### Assignment
Take every line from the entries below that includes the word "first" and copy it.

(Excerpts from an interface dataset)
──────────────────────────────

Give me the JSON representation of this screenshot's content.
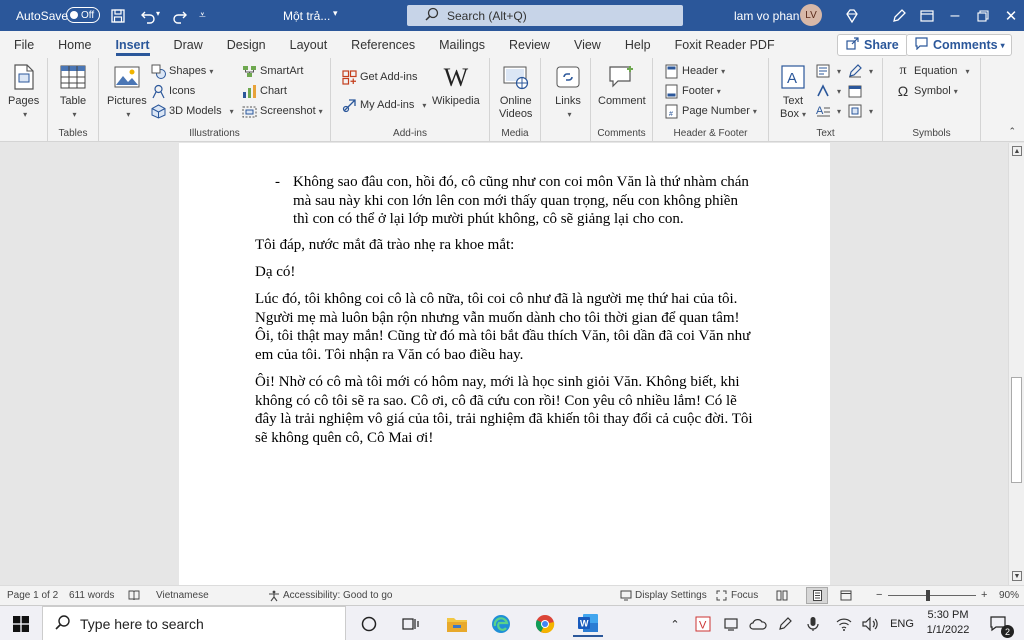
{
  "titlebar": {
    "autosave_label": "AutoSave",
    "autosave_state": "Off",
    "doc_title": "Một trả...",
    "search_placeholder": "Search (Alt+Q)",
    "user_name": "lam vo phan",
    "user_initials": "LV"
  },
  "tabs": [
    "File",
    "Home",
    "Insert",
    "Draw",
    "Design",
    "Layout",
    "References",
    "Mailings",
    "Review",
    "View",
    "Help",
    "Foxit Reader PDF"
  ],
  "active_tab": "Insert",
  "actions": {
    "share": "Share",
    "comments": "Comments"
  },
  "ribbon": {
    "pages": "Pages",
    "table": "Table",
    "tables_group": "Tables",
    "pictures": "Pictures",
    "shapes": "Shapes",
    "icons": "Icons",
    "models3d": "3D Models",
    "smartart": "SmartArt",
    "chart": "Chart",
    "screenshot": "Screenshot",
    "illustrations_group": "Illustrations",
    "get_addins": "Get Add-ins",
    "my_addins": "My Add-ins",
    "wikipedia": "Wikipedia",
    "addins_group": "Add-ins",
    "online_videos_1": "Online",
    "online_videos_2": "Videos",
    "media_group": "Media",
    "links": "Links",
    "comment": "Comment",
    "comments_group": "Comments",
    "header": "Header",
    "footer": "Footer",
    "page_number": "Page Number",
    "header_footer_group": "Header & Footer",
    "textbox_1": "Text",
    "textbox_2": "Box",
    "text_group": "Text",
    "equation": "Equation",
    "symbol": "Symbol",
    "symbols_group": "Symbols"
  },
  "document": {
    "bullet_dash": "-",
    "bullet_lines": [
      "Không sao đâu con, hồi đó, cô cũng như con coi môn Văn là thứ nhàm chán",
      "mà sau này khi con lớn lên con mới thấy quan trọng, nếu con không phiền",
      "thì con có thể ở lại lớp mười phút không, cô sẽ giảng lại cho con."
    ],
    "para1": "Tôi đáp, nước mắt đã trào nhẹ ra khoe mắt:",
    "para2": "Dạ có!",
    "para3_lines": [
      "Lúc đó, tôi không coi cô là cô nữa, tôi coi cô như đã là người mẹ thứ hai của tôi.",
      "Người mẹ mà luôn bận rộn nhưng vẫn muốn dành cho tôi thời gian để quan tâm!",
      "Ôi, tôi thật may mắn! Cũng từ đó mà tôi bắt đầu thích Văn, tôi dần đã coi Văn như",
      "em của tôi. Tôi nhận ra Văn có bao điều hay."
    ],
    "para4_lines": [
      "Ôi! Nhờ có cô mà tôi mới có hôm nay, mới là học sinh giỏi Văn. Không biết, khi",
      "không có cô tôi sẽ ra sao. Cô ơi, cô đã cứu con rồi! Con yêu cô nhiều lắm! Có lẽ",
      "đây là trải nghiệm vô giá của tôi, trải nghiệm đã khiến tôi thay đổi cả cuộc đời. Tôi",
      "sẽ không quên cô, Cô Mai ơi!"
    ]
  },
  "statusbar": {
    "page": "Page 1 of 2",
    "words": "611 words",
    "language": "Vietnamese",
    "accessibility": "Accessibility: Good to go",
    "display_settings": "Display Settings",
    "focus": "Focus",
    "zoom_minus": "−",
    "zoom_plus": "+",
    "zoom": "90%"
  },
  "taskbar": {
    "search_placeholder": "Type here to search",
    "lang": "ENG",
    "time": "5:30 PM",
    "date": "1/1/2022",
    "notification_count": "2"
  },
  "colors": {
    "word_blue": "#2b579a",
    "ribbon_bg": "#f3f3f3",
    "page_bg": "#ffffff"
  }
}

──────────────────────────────

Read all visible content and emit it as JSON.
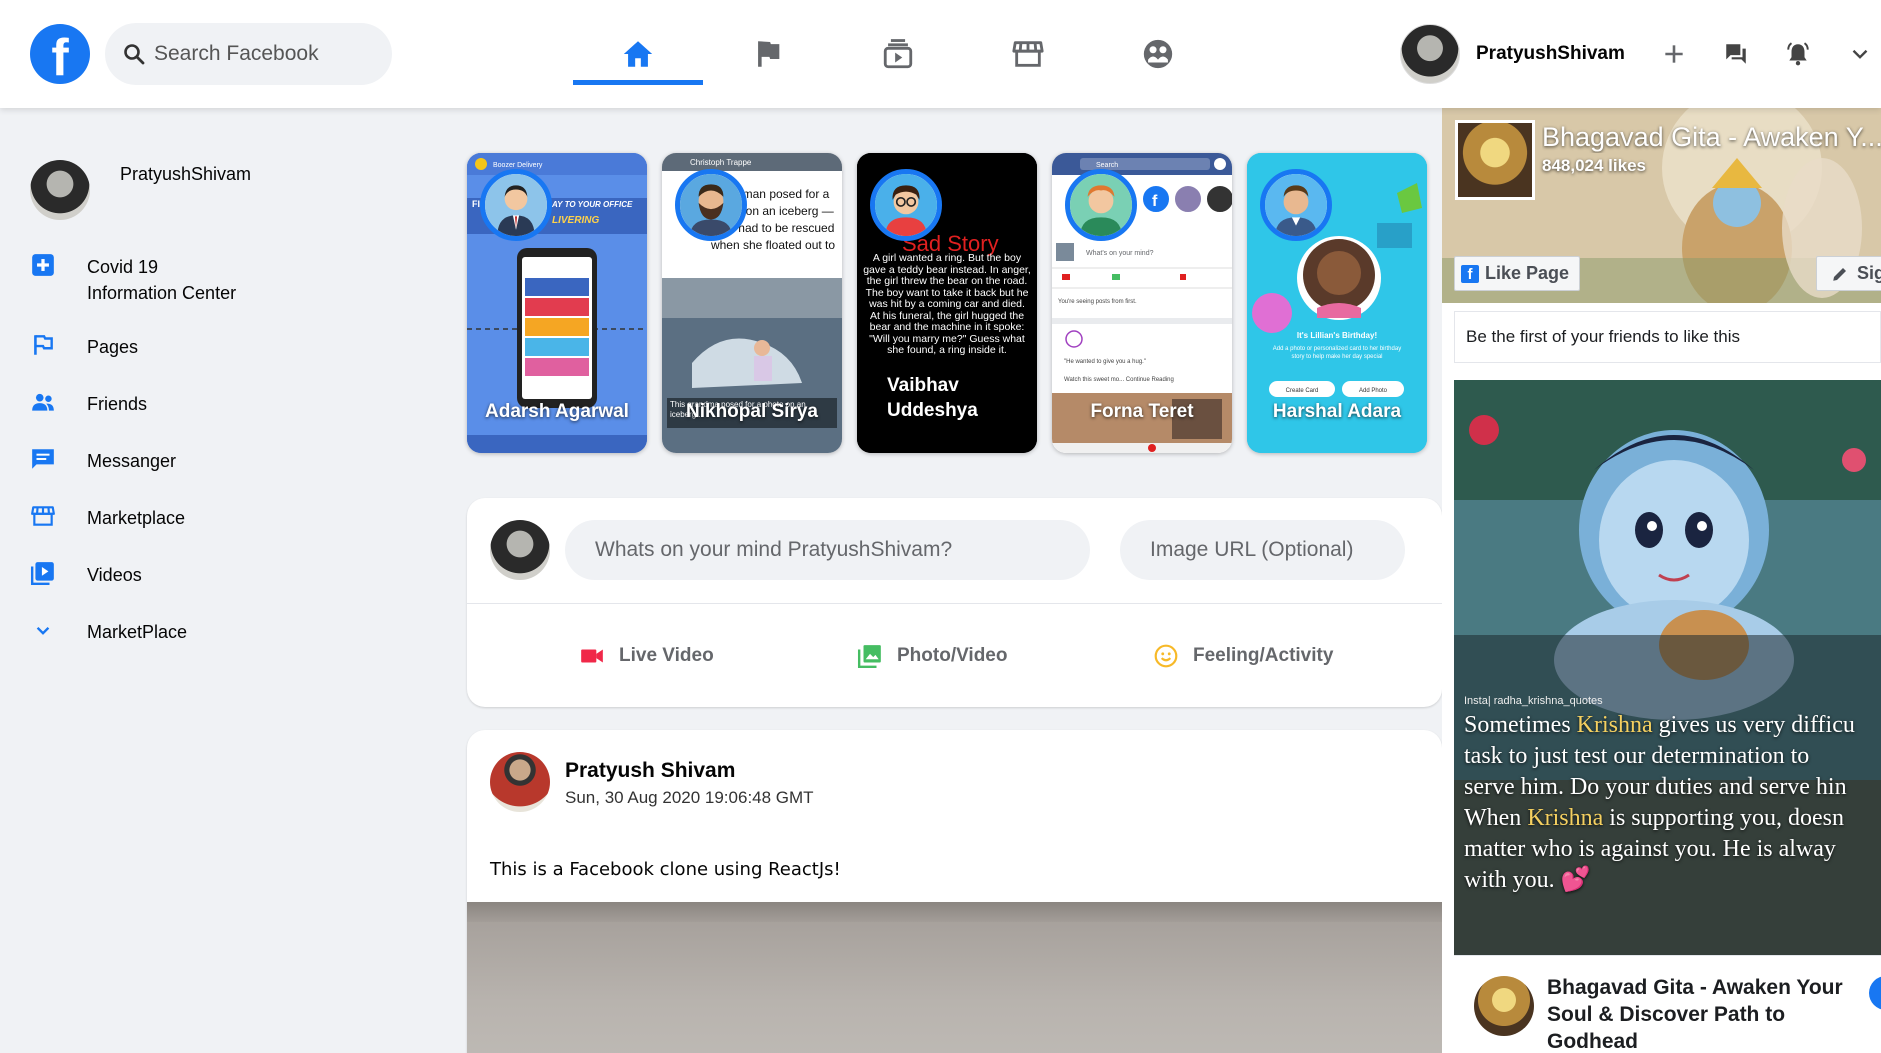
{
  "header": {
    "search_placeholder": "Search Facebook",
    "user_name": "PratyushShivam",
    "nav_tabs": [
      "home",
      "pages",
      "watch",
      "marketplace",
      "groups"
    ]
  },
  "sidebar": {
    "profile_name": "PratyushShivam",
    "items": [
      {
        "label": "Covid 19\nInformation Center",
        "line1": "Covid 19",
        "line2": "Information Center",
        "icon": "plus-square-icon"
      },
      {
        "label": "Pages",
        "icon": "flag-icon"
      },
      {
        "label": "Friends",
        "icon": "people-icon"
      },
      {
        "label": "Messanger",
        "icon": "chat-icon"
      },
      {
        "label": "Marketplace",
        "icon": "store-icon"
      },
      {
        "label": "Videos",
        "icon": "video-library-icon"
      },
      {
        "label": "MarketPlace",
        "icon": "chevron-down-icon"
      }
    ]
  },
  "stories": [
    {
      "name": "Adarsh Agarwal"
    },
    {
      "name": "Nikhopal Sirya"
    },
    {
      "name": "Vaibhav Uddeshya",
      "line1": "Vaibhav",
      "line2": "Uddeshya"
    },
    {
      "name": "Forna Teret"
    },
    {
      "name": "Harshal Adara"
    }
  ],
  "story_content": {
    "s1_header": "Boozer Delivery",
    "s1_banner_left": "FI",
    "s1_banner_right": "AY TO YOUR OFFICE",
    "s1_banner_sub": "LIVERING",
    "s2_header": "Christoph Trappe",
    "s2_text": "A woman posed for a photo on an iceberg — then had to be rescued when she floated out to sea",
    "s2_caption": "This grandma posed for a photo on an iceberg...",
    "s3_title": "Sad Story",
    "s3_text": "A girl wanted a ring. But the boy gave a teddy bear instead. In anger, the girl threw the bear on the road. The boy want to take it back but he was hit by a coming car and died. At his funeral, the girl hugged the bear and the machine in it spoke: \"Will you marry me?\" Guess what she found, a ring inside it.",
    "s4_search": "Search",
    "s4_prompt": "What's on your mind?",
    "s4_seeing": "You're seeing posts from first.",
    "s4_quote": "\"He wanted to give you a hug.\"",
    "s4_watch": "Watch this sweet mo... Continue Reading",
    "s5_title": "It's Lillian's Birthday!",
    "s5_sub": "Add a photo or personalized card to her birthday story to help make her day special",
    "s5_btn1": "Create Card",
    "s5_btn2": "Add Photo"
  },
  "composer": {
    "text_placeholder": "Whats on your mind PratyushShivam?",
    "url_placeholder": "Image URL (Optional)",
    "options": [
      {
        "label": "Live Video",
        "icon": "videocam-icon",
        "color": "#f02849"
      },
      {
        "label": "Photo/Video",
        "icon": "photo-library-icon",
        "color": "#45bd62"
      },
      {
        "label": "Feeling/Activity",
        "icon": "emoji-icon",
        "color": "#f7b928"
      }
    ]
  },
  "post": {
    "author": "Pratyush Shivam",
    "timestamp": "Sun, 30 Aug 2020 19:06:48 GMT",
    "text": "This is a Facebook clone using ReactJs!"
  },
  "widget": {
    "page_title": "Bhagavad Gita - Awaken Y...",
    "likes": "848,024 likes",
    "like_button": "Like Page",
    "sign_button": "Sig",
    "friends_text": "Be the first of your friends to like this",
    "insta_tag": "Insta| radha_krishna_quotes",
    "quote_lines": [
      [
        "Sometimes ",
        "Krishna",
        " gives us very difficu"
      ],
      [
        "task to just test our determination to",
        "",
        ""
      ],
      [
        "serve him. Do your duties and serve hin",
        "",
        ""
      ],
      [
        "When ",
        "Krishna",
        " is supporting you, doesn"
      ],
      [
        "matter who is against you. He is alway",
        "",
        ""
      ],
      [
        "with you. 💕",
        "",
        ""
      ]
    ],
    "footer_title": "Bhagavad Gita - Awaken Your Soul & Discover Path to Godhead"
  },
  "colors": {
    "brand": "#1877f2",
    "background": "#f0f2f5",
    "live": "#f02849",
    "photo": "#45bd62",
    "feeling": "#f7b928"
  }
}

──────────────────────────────

### Response
    "s4_seeing": "You're seeing posts from first.",
    "friends_text": "Be the first of your friends to like this",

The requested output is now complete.